##### RECORDED INFORMATION

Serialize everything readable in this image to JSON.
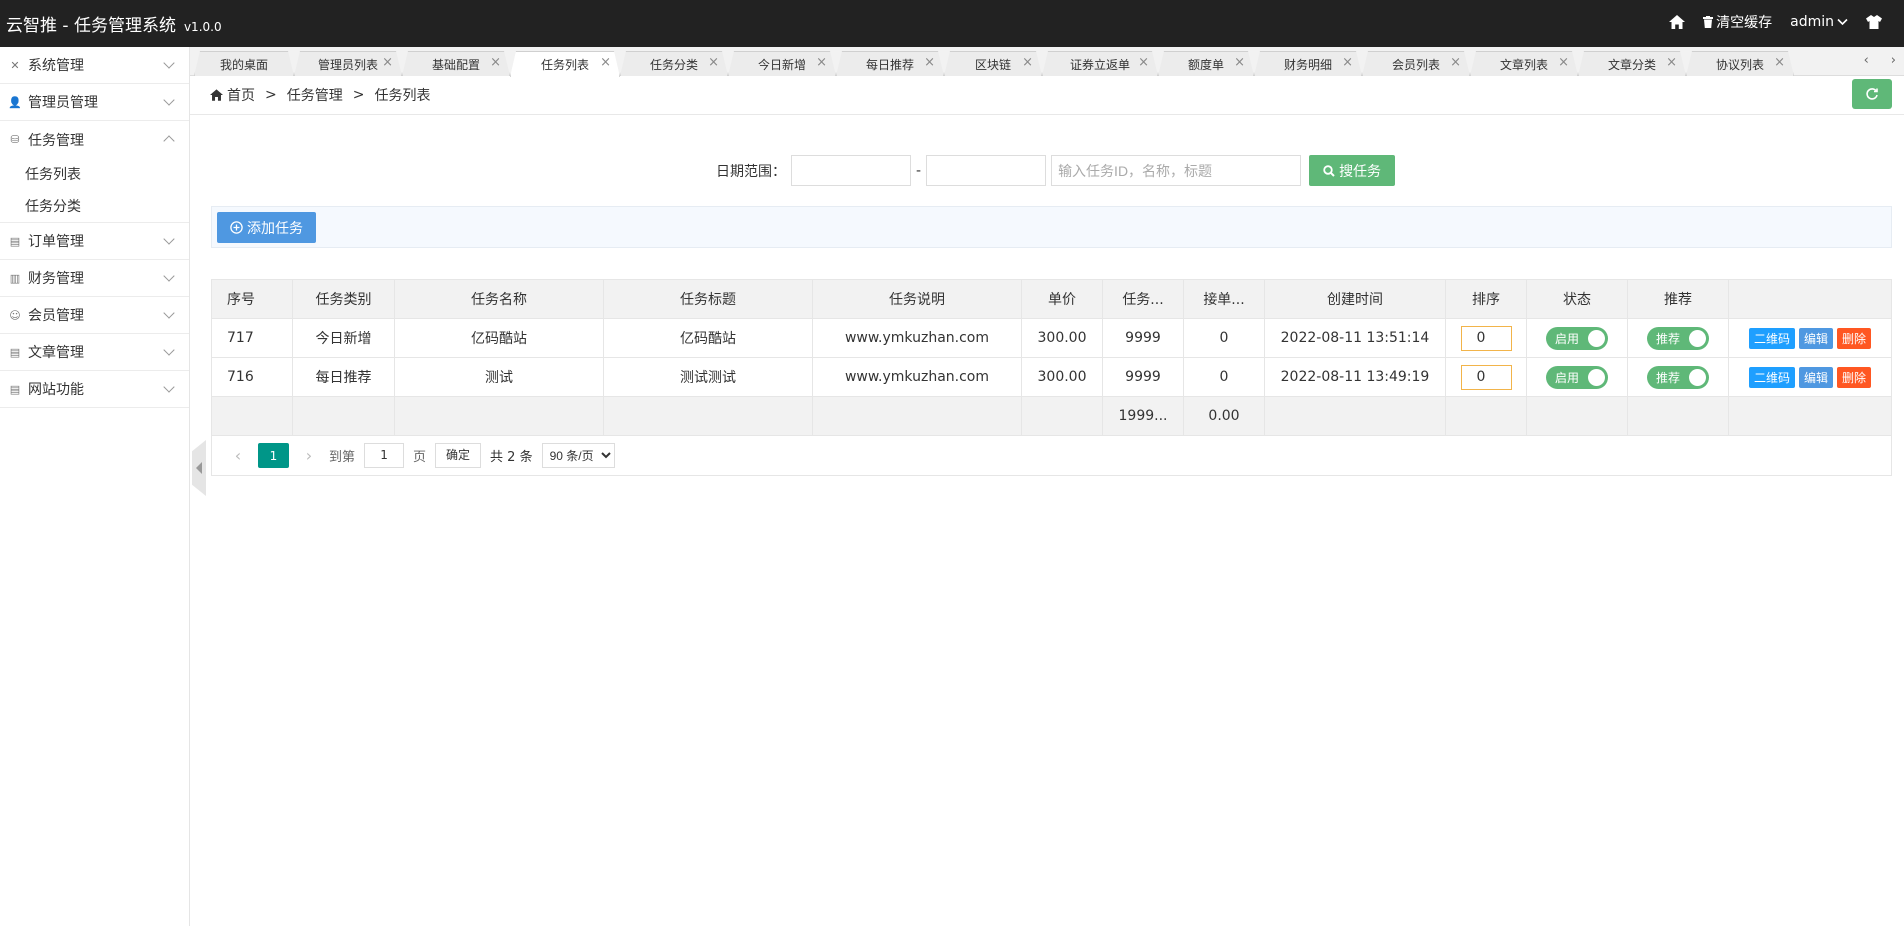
{
  "app": {
    "title": "云智推 - 任务管理系统",
    "version": "v1.0.0"
  },
  "topbar": {
    "home_icon": "home-icon",
    "clear_cache": "清空缓存",
    "user": "admin",
    "shirt_icon": "shirt-icon"
  },
  "sidebar": {
    "items": [
      {
        "label": "系统管理",
        "icon": "tools-icon",
        "expanded": false
      },
      {
        "label": "管理员管理",
        "icon": "user-icon",
        "expanded": false
      },
      {
        "label": "任务管理",
        "icon": "database-icon",
        "expanded": true,
        "children": [
          "任务列表",
          "任务分类"
        ]
      },
      {
        "label": "订单管理",
        "icon": "table-icon",
        "expanded": false
      },
      {
        "label": "财务管理",
        "icon": "book-icon",
        "expanded": false
      },
      {
        "label": "会员管理",
        "icon": "members-icon",
        "expanded": false
      },
      {
        "label": "文章管理",
        "icon": "list-icon",
        "expanded": false
      },
      {
        "label": "网站功能",
        "icon": "list-icon",
        "expanded": false
      }
    ]
  },
  "tabs": [
    "我的桌面",
    "管理员列表",
    "基础配置",
    "任务列表",
    "任务分类",
    "今日新增",
    "每日推荐",
    "区块链",
    "证券立返单",
    "额度单",
    "财务明细",
    "会员列表",
    "文章列表",
    "文章分类",
    "协议列表"
  ],
  "active_tab": 3,
  "breadcrumb": {
    "home": "首页",
    "level1": "任务管理",
    "level2": "任务列表",
    "separator": ">"
  },
  "filter": {
    "label": "日期范围：",
    "date_start": "",
    "date_end": "",
    "dash": "-",
    "keyword_placeholder": "输入任务ID，名称，标题",
    "search_button": "搜任务"
  },
  "toolbar": {
    "add_button": "添加任务"
  },
  "table": {
    "headers": [
      "序号",
      "任务类别",
      "任务名称",
      "任务标题",
      "任务说明",
      "单价",
      "任务...",
      "接单...",
      "创建时间",
      "排序",
      "状态",
      "推荐",
      ""
    ],
    "rows": [
      {
        "id": "717",
        "category": "今日新增",
        "name": "亿码酷站",
        "title": "亿码酷站",
        "desc": "www.ymkuzhan.com",
        "price": "300.00",
        "qty": "9999",
        "taken": "0",
        "created": "2022-08-11 13:51:14",
        "sort": "0",
        "status": "启用",
        "recommend": "推荐"
      },
      {
        "id": "716",
        "category": "每日推荐",
        "name": "测试",
        "title": "测试测试",
        "desc": "www.ymkuzhan.com",
        "price": "300.00",
        "qty": "9999",
        "taken": "0",
        "created": "2022-08-11 13:49:19",
        "sort": "0",
        "status": "启用",
        "recommend": "推荐"
      }
    ],
    "totals": {
      "qty": "1999...",
      "taken": "0.00"
    },
    "actions": {
      "qr": "二维码",
      "edit": "编辑",
      "delete": "删除"
    }
  },
  "pagination": {
    "current": "1",
    "goto_label": "到第",
    "page_input": "1",
    "page_unit": "页",
    "confirm": "确定",
    "total": "共 2 条",
    "per_page": "90 条/页"
  },
  "colors": {
    "topbar": "#222222",
    "green": "#5fb878",
    "blue": "#4f98e1",
    "teal": "#009688",
    "danger": "#ff5722",
    "qr": "#1e9fff"
  }
}
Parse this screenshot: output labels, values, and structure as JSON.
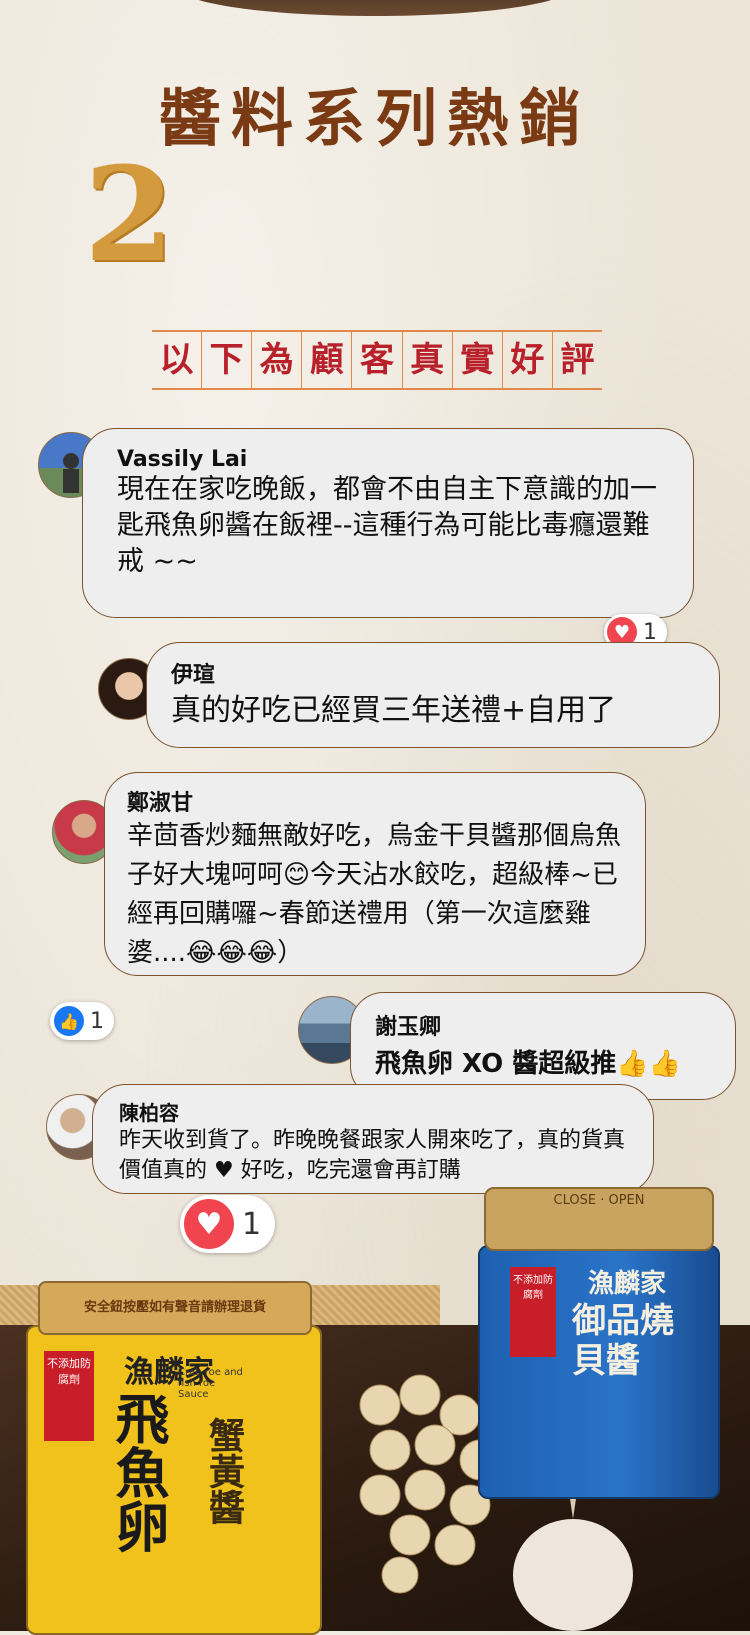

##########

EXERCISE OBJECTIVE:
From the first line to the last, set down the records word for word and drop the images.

TASK RESULT:
Serialize everything readable in this image to JSON.
{
  "app": {
    "title": "云智推 - 任务管理系统",
    "version": "v1.0.0"
  },
  "topbar": {
    "home_icon": "home-icon",
    "clear_cache": "清空缓存",
    "user": "admin",
    "shirt_icon": "shirt-icon"
  },
  "sidebar": {
    "items": [
      {
        "label": "系统管理",
        "icon": "tools-icon",
        "expanded": false
      },
      {
        "label": "管理员管理",
        "icon": "user-icon",
        "expanded": false
      },
      {
        "label": "任务管理",
        "icon": "database-icon",
        "expanded": true,
        "children": [
          "任务列表",
          "任务分类"
        ]
      },
      {
        "label": "订单管理",
        "icon": "table-icon",
        "expanded": false
      },
      {
        "label": "财务管理",
        "icon": "book-icon",
        "expanded": false
      },
      {
        "label": "会员管理",
        "icon": "members-icon",
        "expanded": false
      },
      {
        "label": "文章管理",
        "icon": "list-icon",
        "expanded": false
      },
      {
        "label": "网站功能",
        "icon": "list-icon",
        "expanded": false
      }
    ]
  },
  "tabs": [
    "我的桌面",
    "管理员列表",
    "基础配置",
    "任务列表",
    "任务分类",
    "今日新增",
    "每日推荐",
    "区块链",
    "证券立返单",
    "额度单",
    "财务明细",
    "会员列表",
    "文章列表",
    "文章分类",
    "协议列表"
  ],
  "active_tab": 3,
  "breadcrumb": {
    "home": "首页",
    "level1": "任务管理",
    "level2": "任务列表",
    "separator": ">"
  },
  "filter": {
    "label": "日期范围：",
    "date_start": "",
    "date_end": "",
    "dash": "-",
    "keyword_placeholder": "输入任务ID，名称，标题",
    "search_button": "搜任务"
  },
  "toolbar": {
    "add_button": "添加任务"
  },
  "table": {
    "headers": [
      "序号",
      "任务类别",
      "任务名称",
      "任务标题",
      "任务说明",
      "单价",
      "任务...",
      "接单...",
      "创建时间",
      "排序",
      "状态",
      "推荐",
      ""
    ],
    "rows": [
      {
        "id": "717",
        "category": "今日新增",
        "name": "亿码酷站",
        "title": "亿码酷站",
        "desc": "www.ymkuzhan.com",
        "price": "300.00",
        "qty": "9999",
        "taken": "0",
        "created": "2022-08-11 13:51:14",
        "sort": "0",
        "status": "启用",
        "recommend": "推荐"
      },
      {
        "id": "716",
        "category": "每日推荐",
        "name": "测试",
        "title": "测试测试",
        "desc": "www.ymkuzhan.com",
        "price": "300.00",
        "qty": "9999",
        "taken": "0",
        "created": "2022-08-11 13:49:19",
        "sort": "0",
        "status": "启用",
        "recommend": "推荐"
      }
    ],
    "totals": {
      "qty": "1999...",
      "taken": "0.00"
    },
    "actions": {
      "qr": "二维码",
      "edit": "编辑",
      "delete": "删除"
    }
  },
  "pagination": {
    "current": "1",
    "goto_label": "到第",
    "page_input": "1",
    "page_unit": "页",
    "confirm": "确定",
    "total": "共 2 条",
    "per_page": "90 条/页"
  },
  "colors": {
    "topbar": "#222222",
    "green": "#5fb878",
    "blue": "#4f98e1",
    "teal": "#009688",
    "danger": "#ff5722",
    "qr": "#1e9fff"
  }
}
Parse this screenshot: output labels, values, and structure as JSON.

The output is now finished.